Implicit function theorem says: if at least one derivative of the function
at a point is not zero, then after a local change of variables the function
is linear. This holds in the smooth, formal and analytic categories.
If the function of one variable has a critical point, then (after a change
of coordinates and scaling) it becomes a monomial f(x)=x^p.
In general, the functions are often determined (locally) by just a few first
terms of their Taylor expansion. This phenomenon is called 'finite
determinacy'.
Functions that are not finitely determined are rare in a very strong sense.
In the case of maps of smooth germs one would expect such a finite
determinacy to hold generically too (for reasonably rich group of
equivalence). This indeed holds for the contact equivalence.
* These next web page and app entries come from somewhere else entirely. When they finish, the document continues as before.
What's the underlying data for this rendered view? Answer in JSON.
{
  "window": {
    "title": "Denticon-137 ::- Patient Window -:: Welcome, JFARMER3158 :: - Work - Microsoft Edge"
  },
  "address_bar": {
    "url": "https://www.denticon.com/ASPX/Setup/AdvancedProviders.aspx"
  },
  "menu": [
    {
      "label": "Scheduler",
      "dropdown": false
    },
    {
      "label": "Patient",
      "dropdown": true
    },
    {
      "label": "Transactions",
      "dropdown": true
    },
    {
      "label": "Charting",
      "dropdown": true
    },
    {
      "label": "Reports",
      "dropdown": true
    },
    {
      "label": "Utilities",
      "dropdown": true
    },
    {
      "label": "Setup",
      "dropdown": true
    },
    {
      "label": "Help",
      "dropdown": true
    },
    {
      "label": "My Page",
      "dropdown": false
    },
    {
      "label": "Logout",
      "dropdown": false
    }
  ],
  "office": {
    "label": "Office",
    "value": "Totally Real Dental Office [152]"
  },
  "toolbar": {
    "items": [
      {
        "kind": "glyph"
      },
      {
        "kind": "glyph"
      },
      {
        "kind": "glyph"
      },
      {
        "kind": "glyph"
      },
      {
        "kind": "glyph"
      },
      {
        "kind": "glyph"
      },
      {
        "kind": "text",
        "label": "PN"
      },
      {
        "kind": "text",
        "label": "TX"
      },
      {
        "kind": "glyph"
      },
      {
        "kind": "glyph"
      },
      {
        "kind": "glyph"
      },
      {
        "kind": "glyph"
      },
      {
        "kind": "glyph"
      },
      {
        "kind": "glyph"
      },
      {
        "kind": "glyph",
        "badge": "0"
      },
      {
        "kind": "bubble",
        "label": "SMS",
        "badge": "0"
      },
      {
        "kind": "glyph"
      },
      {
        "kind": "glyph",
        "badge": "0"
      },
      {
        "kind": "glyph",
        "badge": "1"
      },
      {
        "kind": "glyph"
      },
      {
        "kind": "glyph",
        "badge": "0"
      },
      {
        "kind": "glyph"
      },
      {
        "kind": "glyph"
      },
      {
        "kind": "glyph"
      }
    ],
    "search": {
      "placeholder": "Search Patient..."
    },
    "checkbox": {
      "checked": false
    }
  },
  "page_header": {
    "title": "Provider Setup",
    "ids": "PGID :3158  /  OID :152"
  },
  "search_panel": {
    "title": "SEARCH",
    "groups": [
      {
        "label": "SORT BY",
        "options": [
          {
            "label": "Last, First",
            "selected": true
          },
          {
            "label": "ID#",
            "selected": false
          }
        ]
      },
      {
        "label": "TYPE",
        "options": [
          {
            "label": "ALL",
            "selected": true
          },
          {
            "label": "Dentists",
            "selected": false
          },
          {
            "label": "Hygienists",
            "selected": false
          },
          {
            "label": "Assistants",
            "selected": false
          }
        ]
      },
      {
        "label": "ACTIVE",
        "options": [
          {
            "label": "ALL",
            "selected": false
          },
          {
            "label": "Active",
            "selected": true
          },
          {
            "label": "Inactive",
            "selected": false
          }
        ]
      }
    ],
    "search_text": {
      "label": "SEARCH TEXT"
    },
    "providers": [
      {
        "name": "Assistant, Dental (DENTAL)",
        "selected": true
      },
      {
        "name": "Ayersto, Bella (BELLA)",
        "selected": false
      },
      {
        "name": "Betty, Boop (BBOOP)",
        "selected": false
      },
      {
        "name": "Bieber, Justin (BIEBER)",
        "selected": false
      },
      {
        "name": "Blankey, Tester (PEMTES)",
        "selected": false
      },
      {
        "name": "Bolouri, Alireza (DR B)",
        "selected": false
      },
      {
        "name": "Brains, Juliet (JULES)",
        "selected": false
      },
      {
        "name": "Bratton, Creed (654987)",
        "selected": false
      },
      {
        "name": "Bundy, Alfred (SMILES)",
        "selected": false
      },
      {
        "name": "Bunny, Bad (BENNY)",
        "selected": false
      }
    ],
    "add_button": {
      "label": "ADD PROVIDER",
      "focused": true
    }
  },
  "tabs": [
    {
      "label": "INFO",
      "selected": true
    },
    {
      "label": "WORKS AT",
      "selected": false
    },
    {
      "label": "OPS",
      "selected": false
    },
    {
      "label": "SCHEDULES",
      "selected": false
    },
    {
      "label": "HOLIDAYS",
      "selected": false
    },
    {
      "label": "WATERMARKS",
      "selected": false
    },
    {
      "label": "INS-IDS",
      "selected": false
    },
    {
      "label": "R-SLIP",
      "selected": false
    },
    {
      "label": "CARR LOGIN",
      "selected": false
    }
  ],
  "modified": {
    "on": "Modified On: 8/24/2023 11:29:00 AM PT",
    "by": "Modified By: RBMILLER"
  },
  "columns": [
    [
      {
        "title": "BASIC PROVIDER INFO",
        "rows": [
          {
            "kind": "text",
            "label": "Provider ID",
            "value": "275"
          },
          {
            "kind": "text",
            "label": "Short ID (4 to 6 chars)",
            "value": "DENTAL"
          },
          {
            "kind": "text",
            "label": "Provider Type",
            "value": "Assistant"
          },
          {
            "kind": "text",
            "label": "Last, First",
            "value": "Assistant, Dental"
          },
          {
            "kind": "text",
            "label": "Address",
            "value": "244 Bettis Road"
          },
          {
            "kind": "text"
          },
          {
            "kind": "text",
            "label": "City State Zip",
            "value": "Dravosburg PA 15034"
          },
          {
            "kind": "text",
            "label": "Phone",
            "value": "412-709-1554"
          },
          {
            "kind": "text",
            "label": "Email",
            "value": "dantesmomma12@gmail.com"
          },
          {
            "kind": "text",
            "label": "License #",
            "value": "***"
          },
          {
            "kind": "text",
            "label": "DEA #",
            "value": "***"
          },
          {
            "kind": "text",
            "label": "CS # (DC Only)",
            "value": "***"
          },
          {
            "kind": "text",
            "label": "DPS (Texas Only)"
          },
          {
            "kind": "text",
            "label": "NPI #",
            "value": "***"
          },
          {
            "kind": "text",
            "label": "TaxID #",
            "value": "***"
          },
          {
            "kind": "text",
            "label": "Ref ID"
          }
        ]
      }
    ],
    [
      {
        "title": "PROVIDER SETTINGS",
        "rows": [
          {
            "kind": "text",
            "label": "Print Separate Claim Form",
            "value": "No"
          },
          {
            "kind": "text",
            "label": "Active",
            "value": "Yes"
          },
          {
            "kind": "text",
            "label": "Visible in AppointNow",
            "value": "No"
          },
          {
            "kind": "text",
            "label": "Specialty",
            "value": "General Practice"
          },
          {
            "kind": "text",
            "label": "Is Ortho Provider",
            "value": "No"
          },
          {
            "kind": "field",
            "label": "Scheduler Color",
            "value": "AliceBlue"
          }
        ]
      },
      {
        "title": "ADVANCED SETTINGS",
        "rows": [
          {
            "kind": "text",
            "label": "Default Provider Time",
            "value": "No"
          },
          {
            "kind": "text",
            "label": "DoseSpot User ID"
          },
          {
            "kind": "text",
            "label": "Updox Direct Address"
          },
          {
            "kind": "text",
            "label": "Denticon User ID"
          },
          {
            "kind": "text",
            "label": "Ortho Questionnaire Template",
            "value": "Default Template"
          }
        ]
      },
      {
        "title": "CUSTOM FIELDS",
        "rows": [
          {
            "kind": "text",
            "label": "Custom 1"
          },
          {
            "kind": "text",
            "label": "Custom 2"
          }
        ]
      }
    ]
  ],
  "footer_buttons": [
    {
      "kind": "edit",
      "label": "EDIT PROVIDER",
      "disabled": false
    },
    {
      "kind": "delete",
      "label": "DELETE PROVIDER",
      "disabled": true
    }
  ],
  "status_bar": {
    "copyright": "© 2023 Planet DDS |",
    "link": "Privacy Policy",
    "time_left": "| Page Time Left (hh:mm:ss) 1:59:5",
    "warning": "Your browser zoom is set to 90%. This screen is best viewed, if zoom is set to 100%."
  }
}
But for the
leftright equivalence this happens only for some "nice pairs of dimensions"
(of the domain and the target), [Mather 1970].
Jointly with G.Belitski we study the finite determinacy of matrices over
complete rings (aka modules over formal germs). In this case the finite
determinacy implies the algebraizability (when a module is the stalk of an
algebraic sheaf) In this case even for the contact equivalence the notion
of nice/bad dimensions appears, we prove a simple description of these.